Jane Eyre by Charlotte Brontë

I may cause some controversy here. I know one person who reads this book every year. Though not so extreme, I know several who speak highly of it, and one who even told me that I would like it better than Pride and Prejudice. Well, P & P came out on top.

The truth is, I liked it, but I found it rather… dark. I enjoyed reading it; I have certain books on my list that get put off till the end of the week, and this was rarely, if ever one, of them. My issues are these: I would have liked Jane better if she had stayed the fiery child she was in the beginning. As it was, she became rather emotionless to me when she grew older. Not completely, mind you, but just a bit too quite in her thoughts for my liking. As the story is told in first person, that effects a lot. Secondly, her love interest scared me. He really did. And don’t laugh. Finally, I don’t ever like books where I’m holding fast onto the good moments because I have no idea when the author will turn everything ill and I and the character will be in the swamps of depression. I’m not sure how anyone could enjoy that. Not my kind of roller coaster. I did like the fairytale-ness of it, the old English lore that would creep in. It was partly that that made it dark, but that was the part of the darkness I liked. And the end was perfect. I wasn’t sure how she was going to get there, but she did, so I was satisfied. So, it kept me interested, yes, and it was a good book, yes, but I have hit another one of those times when I honestly don’t know what people are carrying on about. Sorry, die hard fans, I just can’t.

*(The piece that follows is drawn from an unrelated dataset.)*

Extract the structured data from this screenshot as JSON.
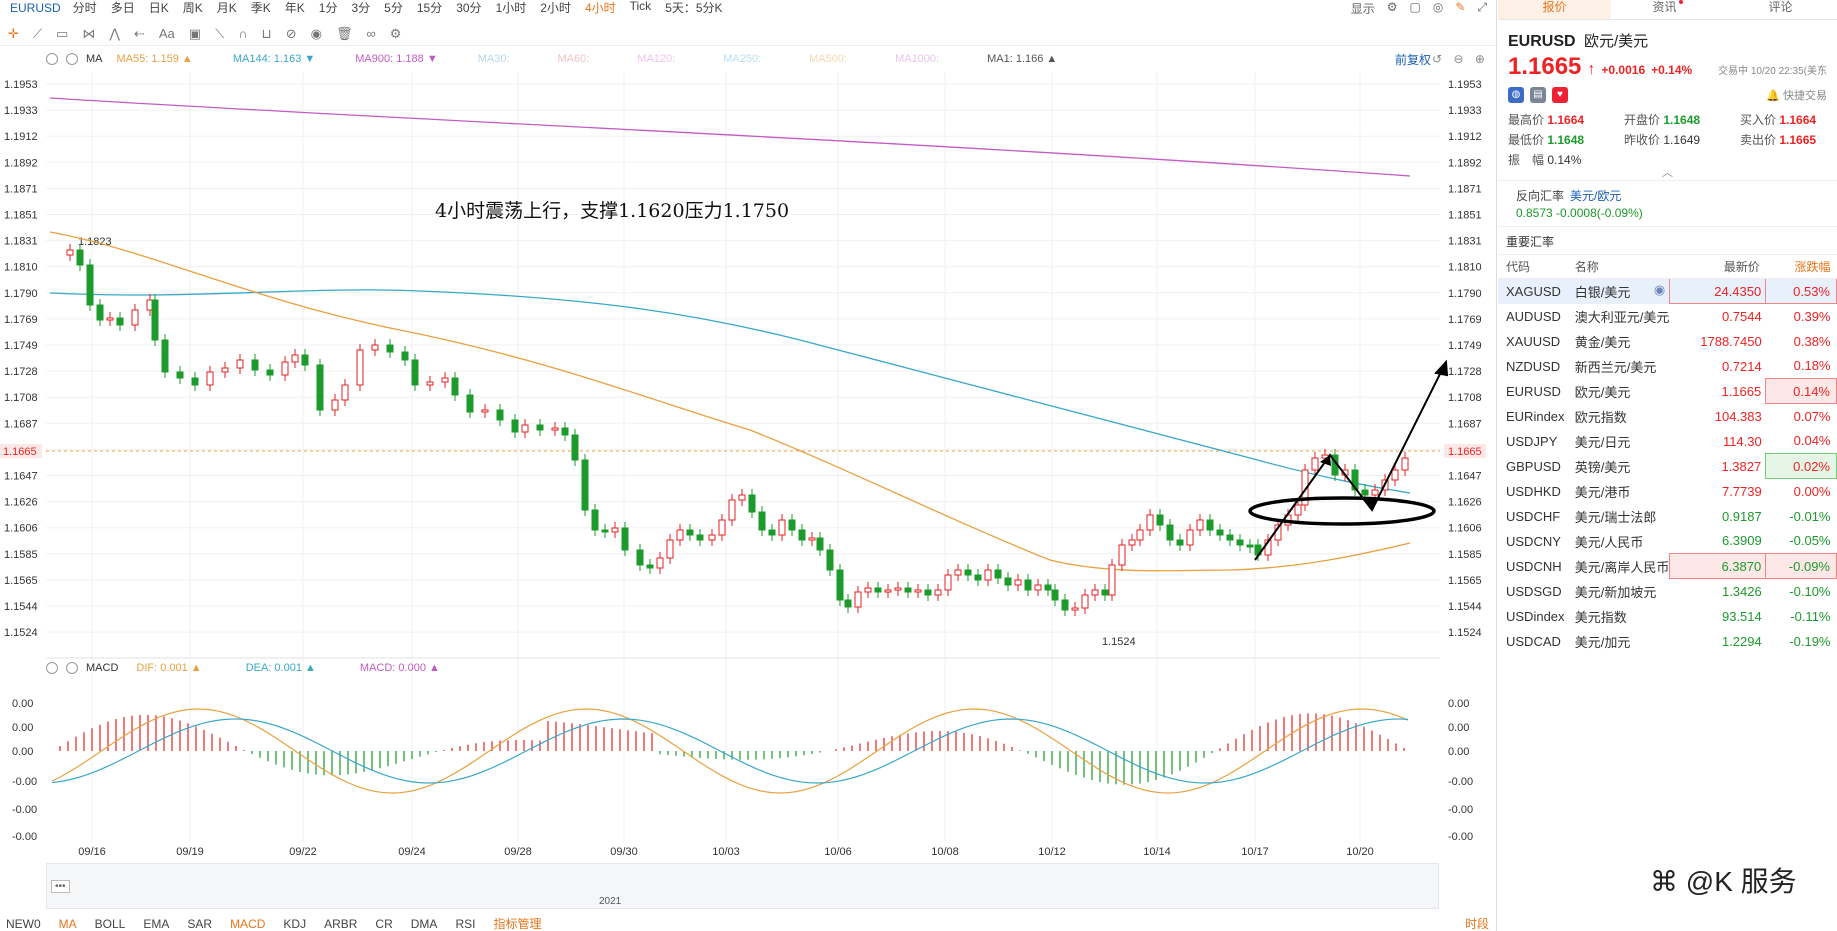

So… there you have it. Two reviews in one. Does that make up for not posting in so long? Maybe just a little bit?